§ **Given entries**

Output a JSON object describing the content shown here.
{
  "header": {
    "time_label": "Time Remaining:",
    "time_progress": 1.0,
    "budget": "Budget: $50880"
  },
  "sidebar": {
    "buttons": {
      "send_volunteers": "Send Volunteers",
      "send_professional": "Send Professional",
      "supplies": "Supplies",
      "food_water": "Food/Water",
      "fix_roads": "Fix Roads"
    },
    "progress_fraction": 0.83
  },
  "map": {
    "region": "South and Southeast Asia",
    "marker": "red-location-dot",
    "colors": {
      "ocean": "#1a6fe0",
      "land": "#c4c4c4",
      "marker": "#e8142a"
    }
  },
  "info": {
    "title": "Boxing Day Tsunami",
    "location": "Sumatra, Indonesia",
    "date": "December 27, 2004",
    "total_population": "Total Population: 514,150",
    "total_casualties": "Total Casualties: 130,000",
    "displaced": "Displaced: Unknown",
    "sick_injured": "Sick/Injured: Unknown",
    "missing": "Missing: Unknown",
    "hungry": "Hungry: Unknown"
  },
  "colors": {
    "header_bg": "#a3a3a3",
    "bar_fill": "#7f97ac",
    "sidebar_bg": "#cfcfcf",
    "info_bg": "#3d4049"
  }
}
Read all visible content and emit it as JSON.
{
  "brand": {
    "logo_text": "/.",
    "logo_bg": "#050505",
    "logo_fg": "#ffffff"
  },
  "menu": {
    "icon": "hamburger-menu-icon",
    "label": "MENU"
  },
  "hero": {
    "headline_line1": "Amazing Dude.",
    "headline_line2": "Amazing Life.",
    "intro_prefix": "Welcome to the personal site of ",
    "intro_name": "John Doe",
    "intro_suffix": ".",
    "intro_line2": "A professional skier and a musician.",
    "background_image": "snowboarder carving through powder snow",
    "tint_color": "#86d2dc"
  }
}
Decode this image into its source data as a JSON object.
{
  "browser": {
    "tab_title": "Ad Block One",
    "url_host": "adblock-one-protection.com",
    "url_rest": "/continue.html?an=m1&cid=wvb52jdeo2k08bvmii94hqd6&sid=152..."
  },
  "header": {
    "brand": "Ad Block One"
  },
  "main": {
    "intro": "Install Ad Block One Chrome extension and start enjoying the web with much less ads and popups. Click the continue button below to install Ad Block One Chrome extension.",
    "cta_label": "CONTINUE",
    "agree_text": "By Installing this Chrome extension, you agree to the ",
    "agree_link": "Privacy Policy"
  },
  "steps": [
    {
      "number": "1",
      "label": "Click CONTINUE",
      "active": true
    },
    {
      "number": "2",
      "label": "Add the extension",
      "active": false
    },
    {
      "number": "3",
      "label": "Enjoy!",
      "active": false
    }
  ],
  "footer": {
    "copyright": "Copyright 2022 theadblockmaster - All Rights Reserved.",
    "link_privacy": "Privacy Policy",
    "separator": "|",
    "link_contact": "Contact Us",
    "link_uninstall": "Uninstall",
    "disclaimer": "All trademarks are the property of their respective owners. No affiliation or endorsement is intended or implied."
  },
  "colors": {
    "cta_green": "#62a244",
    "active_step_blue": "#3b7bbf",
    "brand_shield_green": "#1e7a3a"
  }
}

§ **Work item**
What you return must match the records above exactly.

§ **Solution to this exercise**
Output a JSON object describing the content shown here.
{
  "header": {
    "time_label": "Time Remaining:",
    "time_progress": 1.0,
    "budget": "Budget: $50880"
  },
  "sidebar": {
    "buttons": {
      "send_volunteers": "Send Volunteers",
      "send_professional": "Send Professional",
      "supplies": "Supplies",
      "food_water": "Food/Water",
      "fix_roads": "Fix Roads"
    },
    "progress_fraction": 0.83
  },
  "map": {
    "region": "South and Southeast Asia",
    "marker": "red-location-dot",
    "colors": {
      "ocean": "#1a6fe0",
      "land": "#c4c4c4",
      "marker": "#e8142a"
    }
  },
  "info": {
    "title": "Boxing Day Tsunami",
    "location": "Sumatra, Indonesia",
    "date": "December 27, 2004",
    "total_population": "Total Population: 514,150",
    "total_casualties": "Total Casualties: 130,000",
    "displaced": "Displaced: Unknown",
    "sick_injured": "Sick/Injured: Unknown",
    "missing": "Missing: Unknown",
    "hungry": "Hungry: Unknown"
  },
  "colors": {
    "header_bg": "#a3a3a3",
    "bar_fill": "#7f97ac",
    "sidebar_bg": "#cfcfcf",
    "info_bg": "#3d4049"
  }
}
Read all visible content and emit it as JSON.
{
  "brand": {
    "logo_text": "/.",
    "logo_bg": "#050505",
    "logo_fg": "#ffffff"
  },
  "menu": {
    "icon": "hamburger-menu-icon",
    "label": "MENU"
  },
  "hero": {
    "headline_line1": "Amazing Dude.",
    "headline_line2": "Amazing Life.",
    "intro_prefix": "Welcome to the personal site of ",
    "intro_name": "John Doe",
    "intro_suffix": ".",
    "intro_line2": "A professional skier and a musician.",
    "background_image": "snowboarder carving through powder snow",
    "tint_color": "#86d2dc"
  }
}
Decode this image into its source data as a JSON object.
{
  "browser": {
    "tab_title": "Ad Block One",
    "url_host": "adblock-one-protection.com",
    "url_rest": "/continue.html?an=m1&cid=wvb52jdeo2k08bvmii94hqd6&sid=152..."
  },
  "header": {
    "brand": "Ad Block One"
  },
  "main": {
    "intro": "Install Ad Block One Chrome extension and start enjoying the web with much less ads and popups. Click the continue button below to install Ad Block One Chrome extension.",
    "cta_label": "CONTINUE",
    "agree_text": "By Installing this Chrome extension, you agree to the ",
    "agree_link": "Privacy Policy"
  },
  "steps": [
    {
      "number": "1",
      "label": "Click CONTINUE",
      "active": true
    },
    {
      "number": "2",
      "label": "Add the extension",
      "active": false
    },
    {
      "number": "3",
      "label": "Enjoy!",
      "active": false
    }
  ],
  "footer": {
    "copyright": "Copyright 2022 theadblockmaster - All Rights Reserved.",
    "link_privacy": "Privacy Policy",
    "separator": "|",
    "link_contact": "Contact Us",
    "link_uninstall": "Uninstall",
    "disclaimer": "All trademarks are the property of their respective owners. No affiliation or endorsement is intended or implied."
  },
  "colors": {
    "cta_green": "#62a244",
    "active_step_blue": "#3b7bbf",
    "brand_shield_green": "#1e7a3a"
  }
}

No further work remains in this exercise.